◆ **TASK STATEMENT**
Report every line of the material that contains the string "value".

◆ **MATERIAL SHOWN**
----------
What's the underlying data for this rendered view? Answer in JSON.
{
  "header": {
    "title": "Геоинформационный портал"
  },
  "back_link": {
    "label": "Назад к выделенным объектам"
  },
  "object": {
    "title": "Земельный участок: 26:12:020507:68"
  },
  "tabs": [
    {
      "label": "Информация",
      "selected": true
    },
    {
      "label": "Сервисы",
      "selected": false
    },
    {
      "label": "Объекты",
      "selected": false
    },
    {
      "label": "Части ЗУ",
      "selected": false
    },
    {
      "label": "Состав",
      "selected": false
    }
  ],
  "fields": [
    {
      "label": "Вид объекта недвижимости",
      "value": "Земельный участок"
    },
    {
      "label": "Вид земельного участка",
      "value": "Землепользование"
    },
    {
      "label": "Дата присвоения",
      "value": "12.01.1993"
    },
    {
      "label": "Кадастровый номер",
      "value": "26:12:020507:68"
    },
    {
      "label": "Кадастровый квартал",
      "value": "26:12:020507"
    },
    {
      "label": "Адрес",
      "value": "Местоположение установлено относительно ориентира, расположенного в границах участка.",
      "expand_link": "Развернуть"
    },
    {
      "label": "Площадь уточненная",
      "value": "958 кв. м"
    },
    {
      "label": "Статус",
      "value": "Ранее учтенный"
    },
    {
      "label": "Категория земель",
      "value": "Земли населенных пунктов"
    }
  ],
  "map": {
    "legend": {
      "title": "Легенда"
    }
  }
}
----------
◆ **WRITTEN RESPONSE**
      "value": "Земельный участок"
      "value": "Землепользование"
      "value": "12.01.1993"
      "value": "26:12:020507:68"
      "value": "26:12:020507"
      "value": "Местоположение установлено относительно ориентира, расположенного в границах участка.",
      "value": "958 кв. м"
      "value": "Ранее учтенный"
      "value": "Земли населенных пунктов"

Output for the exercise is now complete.